Sometimes, fish is a mere accompaniment—not the other way around. I'm often satisfied with my sushi combo order, yet I find myself staring longingly at my boyfriend's bowl of rice, dotted with sesame seeds. I'm internally appalled at its abandonment for beef teriyaki instead. Historically regarded as poor person's food, rice is often neglected for its mistaken blandness or feared for its needless carb counts. But great sushi rice is rich man's food. Expert sushi chefs spend five years learning how to cook perfect rice and blend it with their master's tried-and-true balanced vinegar mixture to moisten, sweeten and elevate the individual grains to thousands of tiny edible gems. The gems glisten and beckon me to consume every last morsel—though it's not technically mine to consume.

"Can I have your rice?" I ask, though my plate is cleaned and the boyfriend, twice my petite size, could easily eat more.

"Yeah, sure. Go ahead," he replies sincerely.

I greedily gobble and stab my chopsticks at every last piece. Sometimes this rice isn't the same as what they use for nigiri and maki but I must have it anyway. Because leaving one grain of rice behind is an insult to poor and rich alike that I just can't tolerate.

Friday, November 11, 2011

Cheese, donuts and roast beef

The cheese was as ripe as a pregnant woman in labour for 36 hours.

The donut smelled stale, like an abandoned attic filled with moldy blankets and yellowing black-and-white photos of relatives and their friends long forgotten.

The roast beef sandwich tasted as though I successfully sweated through 90 minutes of a body-bending hot yoga class.

Thursday, May 12, 2011

Roast Beef Sandwich

The roast beef sandwich tasted as though I just completed 101 consecutive push-ups, beating Kat Tancock and her boyfriend at their own game.

It was that good.

Wednesday, May 11, 2011

Mangoes: Fruit of the Gods

The mango case sat at the top of the stairs, yellow bumps flashing.
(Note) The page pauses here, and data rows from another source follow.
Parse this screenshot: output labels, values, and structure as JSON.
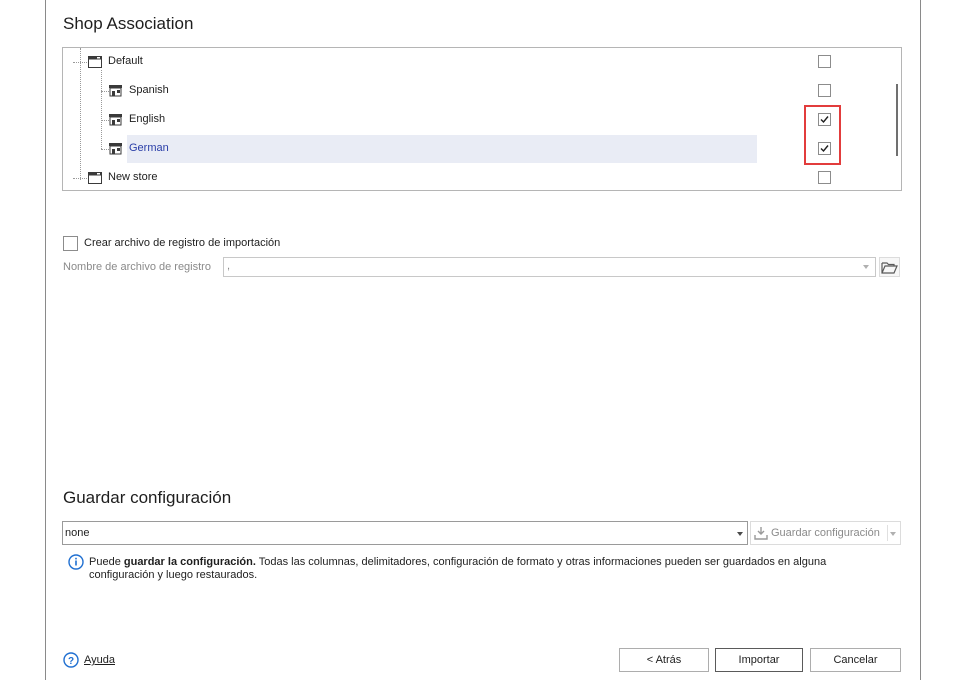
{
  "shop_association": {
    "title": "Shop Association",
    "tree": [
      {
        "label": "Default",
        "level": 0,
        "checked": false
      },
      {
        "label": "Spanish",
        "level": 1,
        "checked": false
      },
      {
        "label": "English",
        "level": 1,
        "checked": true
      },
      {
        "label": "German",
        "level": 1,
        "checked": true,
        "selected": true
      },
      {
        "label": "New store",
        "level": 0,
        "checked": false
      }
    ]
  },
  "log": {
    "create_label": "Crear archivo de registro de importación",
    "create_checked": false,
    "filename_label": "Nombre de archivo de registro",
    "filename_value": ","
  },
  "save_config": {
    "title": "Guardar configuración",
    "select_value": "none",
    "save_button_label": "Guardar configuración",
    "info_prefix": "Puede ",
    "info_bold": "guardar la configuración.",
    "info_rest": " Todas las columnas, delimitadores, configuración de formato y otras informaciones pueden ser guardados en alguna",
    "info_line2": "configuración y luego restaurados."
  },
  "footer": {
    "help_label": "Ayuda",
    "back_label": "< Atrás",
    "import_label": "Importar",
    "cancel_label": "Cancelar"
  },
  "icons": {
    "store": "store-window-icon",
    "shop": "shop-icon",
    "folder": "folder-open-icon",
    "info": "info-icon",
    "help": "help-icon",
    "save": "download-save-icon"
  },
  "colors": {
    "highlight_border": "#e23c3c",
    "selected_text": "#2a3ea8",
    "info_blue": "#1f6fd1"
  }
}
I picked up one and felt the weight of a baseball. Bringing it to my upper lip, I closed my eyes, inhaled slowly and postcards of Indian beaches shuttered in my mind.
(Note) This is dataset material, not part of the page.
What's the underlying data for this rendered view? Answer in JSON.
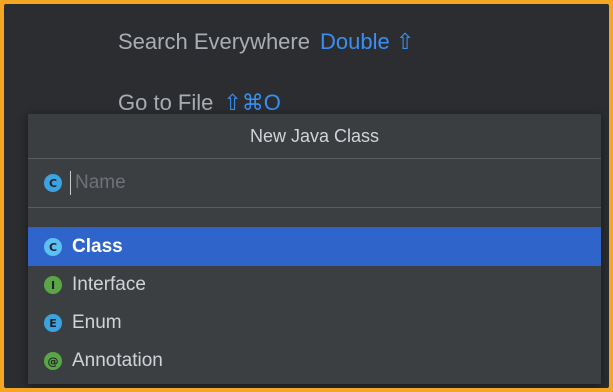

I walked to the kitchen. I got a cutting board and a cleaver. I peeled the skin. The juices smeared my fingertips and the fragrance filled my nostrils. I carefully let the peel fold into one curled strand.

The mango sat in my palm, shining like sunset light streaming through stained glass. Enclosing my fingers around its slippery body, I cut grid marks. The blade easily slid through to the seed. As I sliced against the inner stone, pieces fell on to the wood with a small plop.
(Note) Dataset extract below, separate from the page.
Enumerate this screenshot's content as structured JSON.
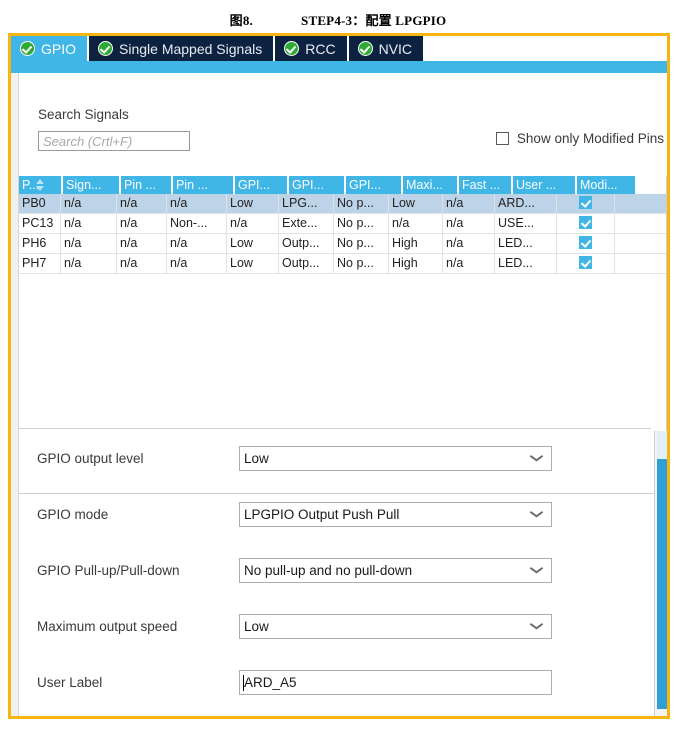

I didn’t bother with a plate—or a fork. Taking a small wedge between my fingers, I dropped it on to my tongue. My teeth effortlessly pierced the golden cushion. My taste buds cheered as supple sweetness burst in my mouth. Everything went in slow motion. But after that first morsel, the view sped up like a time-capture video of clouds in the sky—except instead of white pillows moving across blue air, a hand darted in and out to steal the exotic ambrosia till it all disappeared.

After all, I did feel godlike by the end.

Sunday, May 8, 2011

Your Last Meal on Death Row

There was a citywide indie arts festival when I was in Singapore. In one hallway leading to the Metro station were rows of American convicted killers' portraits paired with stark images of their last meal request.

Initiated by American photographer Jonathon Kambouris, the project made me feel unsettled and eerie. Kambouris asked the question, "How is society really served by the death penalty?"

Personally, I've always seen capital punishment as an archaic relic of societies past, forgetting that it is still legal in several United States. And after reading The New Yorker's haunting piece on whether Texas executed an innocent man earlier that fall, it's a question that sits in the back of my mind, waiting for a reasonable answer that may never come.

To see all the photos, visit